In 1953, Warther finally finished his evolution of steam carvings. His 42nd and final project was the Union Pacific Big Boy, built a decade earlier and so big it couldn’t even navigate tracks in Ohio. By then, steam engines were being supplanted by diesel locomotives, which held no interest for the carver. He devoted more time to his museum, which opened its new building in 1963. By then, Warther had added carvings of the mill where he’d worked decades earlier. Warther needed another world to conquer, so he turned to ivory. But he made it a point to look for darker ivory, Moreland says, adding, “That meant the elephant died a natural death and it wasn’t poached.”
Warther’s ivory carvings include an ornate model of Abraham Lincoln’s funeral train. He was working on the Ladie Baltimore train in 1971 when he had a stroke, which rendered him incapable of carving any more. Health problems beset him for the next three years, until his death on June 8, 1973, which was met with banner headlines in his hometown paper and coverage across the nation.
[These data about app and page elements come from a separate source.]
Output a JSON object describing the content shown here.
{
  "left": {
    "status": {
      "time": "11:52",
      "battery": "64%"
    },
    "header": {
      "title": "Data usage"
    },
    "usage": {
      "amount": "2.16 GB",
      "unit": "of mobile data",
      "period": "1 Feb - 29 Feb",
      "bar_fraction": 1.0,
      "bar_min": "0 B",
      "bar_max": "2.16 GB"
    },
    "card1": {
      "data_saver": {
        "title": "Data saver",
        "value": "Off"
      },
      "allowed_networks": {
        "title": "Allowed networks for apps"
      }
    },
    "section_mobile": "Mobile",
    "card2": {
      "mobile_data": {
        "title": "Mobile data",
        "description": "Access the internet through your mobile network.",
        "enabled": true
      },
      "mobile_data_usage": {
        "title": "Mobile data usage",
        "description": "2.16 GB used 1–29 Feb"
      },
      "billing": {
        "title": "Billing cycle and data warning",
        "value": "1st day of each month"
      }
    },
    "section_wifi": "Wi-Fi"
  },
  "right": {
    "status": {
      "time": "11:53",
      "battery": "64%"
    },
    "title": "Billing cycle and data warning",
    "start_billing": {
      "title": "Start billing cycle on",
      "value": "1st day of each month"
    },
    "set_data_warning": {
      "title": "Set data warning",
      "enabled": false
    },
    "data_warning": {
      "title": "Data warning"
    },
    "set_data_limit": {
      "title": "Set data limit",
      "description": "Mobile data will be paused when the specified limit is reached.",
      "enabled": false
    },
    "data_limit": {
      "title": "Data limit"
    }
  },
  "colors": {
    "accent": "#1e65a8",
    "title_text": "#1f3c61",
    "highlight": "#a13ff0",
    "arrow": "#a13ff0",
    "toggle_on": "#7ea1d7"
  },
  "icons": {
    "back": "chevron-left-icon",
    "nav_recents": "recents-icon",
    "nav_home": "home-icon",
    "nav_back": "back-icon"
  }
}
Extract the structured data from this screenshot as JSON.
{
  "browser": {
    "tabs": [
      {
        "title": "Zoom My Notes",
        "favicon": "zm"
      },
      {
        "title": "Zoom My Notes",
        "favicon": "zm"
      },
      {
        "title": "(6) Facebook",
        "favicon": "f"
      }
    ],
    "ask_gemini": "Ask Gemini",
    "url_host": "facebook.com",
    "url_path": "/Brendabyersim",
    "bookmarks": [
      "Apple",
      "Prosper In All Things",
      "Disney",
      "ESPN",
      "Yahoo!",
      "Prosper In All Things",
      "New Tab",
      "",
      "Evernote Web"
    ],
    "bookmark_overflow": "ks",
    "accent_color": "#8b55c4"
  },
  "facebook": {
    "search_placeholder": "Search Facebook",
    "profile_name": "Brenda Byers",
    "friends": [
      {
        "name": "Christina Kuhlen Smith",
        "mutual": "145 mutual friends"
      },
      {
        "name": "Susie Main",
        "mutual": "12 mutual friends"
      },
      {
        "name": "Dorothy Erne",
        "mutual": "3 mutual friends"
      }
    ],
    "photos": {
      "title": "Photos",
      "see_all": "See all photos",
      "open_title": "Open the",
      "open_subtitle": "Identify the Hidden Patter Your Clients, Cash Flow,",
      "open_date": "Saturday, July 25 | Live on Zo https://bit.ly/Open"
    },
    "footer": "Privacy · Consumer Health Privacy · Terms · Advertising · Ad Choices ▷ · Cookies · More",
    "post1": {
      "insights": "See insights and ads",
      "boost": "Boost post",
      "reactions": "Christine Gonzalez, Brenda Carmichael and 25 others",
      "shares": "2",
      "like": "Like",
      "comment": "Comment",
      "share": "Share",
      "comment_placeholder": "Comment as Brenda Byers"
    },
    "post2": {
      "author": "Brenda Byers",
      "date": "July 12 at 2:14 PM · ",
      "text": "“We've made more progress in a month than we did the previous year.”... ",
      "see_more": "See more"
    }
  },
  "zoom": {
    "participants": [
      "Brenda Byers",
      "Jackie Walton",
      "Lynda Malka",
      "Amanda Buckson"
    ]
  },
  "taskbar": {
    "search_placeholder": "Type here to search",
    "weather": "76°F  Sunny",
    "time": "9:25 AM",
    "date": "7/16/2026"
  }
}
Today, Warther’s museum lives on. It was added on to in 1988 and 2002, and contains his railroad carvings, the Plier Tree (resting on a pedestal also carved by Warther and lacquered so it won’t close again), Indian arrowheads and his model steel mill. The original museum building now holds more than 70,000 buttons, less than half of Frieda’s collection.
In 1947, the Dover Chamber of Commerce honored Warther. Normally loquacious, the master carver was stunned to silence. The next day, he wrote down his thoughts, which were printed in the local newspaper. They summed up his life to that point — and really, his legacy since.
“My spirit and ambition are as great as ever, and I long to carry on the work until I lay down my knife for the last time and leave behind a piece of work that will be admired by all the world.”
Call or visit website for museum hours and admission prices. 331 Karl Ave., Dover 44622, 330/505-6003, thewarthermuseum.com